DATASET RECORDS: Begin
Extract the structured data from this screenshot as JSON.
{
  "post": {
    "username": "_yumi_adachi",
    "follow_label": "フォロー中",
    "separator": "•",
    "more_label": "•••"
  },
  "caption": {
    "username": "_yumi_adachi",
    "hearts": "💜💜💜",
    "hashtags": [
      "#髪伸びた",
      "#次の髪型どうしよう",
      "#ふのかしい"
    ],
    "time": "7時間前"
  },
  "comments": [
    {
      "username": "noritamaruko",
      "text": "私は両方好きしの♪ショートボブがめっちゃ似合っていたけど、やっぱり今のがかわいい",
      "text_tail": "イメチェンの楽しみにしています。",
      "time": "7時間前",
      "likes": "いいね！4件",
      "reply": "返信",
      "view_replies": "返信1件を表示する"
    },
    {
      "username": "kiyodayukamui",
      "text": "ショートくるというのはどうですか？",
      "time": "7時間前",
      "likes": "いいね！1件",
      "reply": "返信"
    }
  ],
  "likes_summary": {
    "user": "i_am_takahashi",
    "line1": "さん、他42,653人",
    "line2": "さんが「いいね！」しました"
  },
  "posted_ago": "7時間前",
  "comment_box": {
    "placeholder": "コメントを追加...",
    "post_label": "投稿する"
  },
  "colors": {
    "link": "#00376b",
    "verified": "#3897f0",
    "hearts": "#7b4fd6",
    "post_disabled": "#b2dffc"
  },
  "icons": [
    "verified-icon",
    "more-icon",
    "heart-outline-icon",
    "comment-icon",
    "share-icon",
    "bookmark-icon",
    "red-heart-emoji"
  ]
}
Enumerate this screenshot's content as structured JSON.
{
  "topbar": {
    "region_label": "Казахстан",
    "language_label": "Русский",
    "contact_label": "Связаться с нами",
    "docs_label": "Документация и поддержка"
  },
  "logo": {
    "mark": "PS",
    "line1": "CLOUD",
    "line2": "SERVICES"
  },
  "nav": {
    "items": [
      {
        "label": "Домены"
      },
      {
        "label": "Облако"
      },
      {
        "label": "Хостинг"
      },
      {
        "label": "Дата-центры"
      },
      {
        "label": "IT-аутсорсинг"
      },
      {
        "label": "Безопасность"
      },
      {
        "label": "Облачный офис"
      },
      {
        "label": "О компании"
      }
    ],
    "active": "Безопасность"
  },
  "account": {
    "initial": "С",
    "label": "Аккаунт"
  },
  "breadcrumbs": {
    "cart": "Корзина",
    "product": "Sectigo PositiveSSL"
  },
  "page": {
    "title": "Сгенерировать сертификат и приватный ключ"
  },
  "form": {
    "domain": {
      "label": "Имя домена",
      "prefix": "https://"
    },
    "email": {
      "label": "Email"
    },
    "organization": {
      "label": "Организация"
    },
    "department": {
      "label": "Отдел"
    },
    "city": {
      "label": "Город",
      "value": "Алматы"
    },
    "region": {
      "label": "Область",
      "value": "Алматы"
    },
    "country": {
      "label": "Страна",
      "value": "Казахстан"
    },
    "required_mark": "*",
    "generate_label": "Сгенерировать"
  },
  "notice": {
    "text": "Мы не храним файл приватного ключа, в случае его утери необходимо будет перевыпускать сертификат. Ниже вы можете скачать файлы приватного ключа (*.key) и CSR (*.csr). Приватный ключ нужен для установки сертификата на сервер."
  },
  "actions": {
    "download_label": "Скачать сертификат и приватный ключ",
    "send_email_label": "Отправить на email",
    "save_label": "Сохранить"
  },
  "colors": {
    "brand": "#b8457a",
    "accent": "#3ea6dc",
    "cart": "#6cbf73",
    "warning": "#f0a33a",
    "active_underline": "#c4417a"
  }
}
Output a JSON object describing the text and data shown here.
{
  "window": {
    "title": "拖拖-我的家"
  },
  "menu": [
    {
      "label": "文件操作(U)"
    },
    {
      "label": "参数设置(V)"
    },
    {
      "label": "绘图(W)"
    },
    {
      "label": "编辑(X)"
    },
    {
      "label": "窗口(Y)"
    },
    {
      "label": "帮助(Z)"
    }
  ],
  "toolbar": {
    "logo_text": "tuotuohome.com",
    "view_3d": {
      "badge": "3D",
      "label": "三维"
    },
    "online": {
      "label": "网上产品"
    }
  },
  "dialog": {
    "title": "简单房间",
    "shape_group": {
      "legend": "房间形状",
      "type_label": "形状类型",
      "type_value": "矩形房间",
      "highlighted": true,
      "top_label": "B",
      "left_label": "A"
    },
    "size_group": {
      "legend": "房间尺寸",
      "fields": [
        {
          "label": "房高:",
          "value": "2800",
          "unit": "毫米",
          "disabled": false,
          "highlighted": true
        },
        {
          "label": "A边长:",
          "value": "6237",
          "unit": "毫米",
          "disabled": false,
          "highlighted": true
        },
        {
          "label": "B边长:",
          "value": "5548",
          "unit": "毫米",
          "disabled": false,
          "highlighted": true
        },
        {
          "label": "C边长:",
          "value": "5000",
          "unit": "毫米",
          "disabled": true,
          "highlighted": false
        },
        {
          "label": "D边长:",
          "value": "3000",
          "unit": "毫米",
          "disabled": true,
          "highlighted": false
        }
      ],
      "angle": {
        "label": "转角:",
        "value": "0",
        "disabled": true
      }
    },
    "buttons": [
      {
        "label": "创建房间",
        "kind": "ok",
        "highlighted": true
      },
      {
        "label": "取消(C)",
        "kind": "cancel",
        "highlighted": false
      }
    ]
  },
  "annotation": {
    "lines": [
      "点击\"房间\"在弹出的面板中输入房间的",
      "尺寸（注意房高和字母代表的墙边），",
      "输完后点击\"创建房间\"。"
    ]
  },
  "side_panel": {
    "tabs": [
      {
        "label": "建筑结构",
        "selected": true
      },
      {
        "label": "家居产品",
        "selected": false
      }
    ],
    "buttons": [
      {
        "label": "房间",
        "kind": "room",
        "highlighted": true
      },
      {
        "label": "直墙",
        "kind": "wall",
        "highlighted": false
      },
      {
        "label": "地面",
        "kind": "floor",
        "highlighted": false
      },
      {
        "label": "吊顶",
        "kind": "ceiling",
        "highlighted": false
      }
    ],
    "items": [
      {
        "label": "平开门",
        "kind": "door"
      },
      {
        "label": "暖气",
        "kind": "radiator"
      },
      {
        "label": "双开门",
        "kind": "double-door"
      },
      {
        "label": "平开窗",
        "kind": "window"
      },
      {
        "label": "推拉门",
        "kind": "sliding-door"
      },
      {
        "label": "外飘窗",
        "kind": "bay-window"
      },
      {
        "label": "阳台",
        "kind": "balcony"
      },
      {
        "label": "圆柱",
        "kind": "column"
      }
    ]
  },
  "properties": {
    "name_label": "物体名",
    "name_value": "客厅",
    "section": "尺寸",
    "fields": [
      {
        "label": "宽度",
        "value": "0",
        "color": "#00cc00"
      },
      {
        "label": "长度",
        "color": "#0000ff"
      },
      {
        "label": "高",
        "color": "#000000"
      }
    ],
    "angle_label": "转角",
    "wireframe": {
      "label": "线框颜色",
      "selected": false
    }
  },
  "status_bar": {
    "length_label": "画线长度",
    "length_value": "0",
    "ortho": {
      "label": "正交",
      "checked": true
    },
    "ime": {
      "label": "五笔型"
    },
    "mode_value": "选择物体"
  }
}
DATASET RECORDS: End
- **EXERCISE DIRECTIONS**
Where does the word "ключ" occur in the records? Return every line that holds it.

- **RESULT OF THIS EXERCISE**
    "title": "Сгенерировать сертификат и приватный ключ"
    "text": "Мы не храним файл приватного ключа, в случае его утери необходимо будет перевыпускать сертификат. Ниже вы можете скачать файлы приватного ключа (*.key) и CSR (*.csr). Приватный ключ нужен для установки сертификата на сервер."
    "download_label": "Скачать сертификат и приватный ключ",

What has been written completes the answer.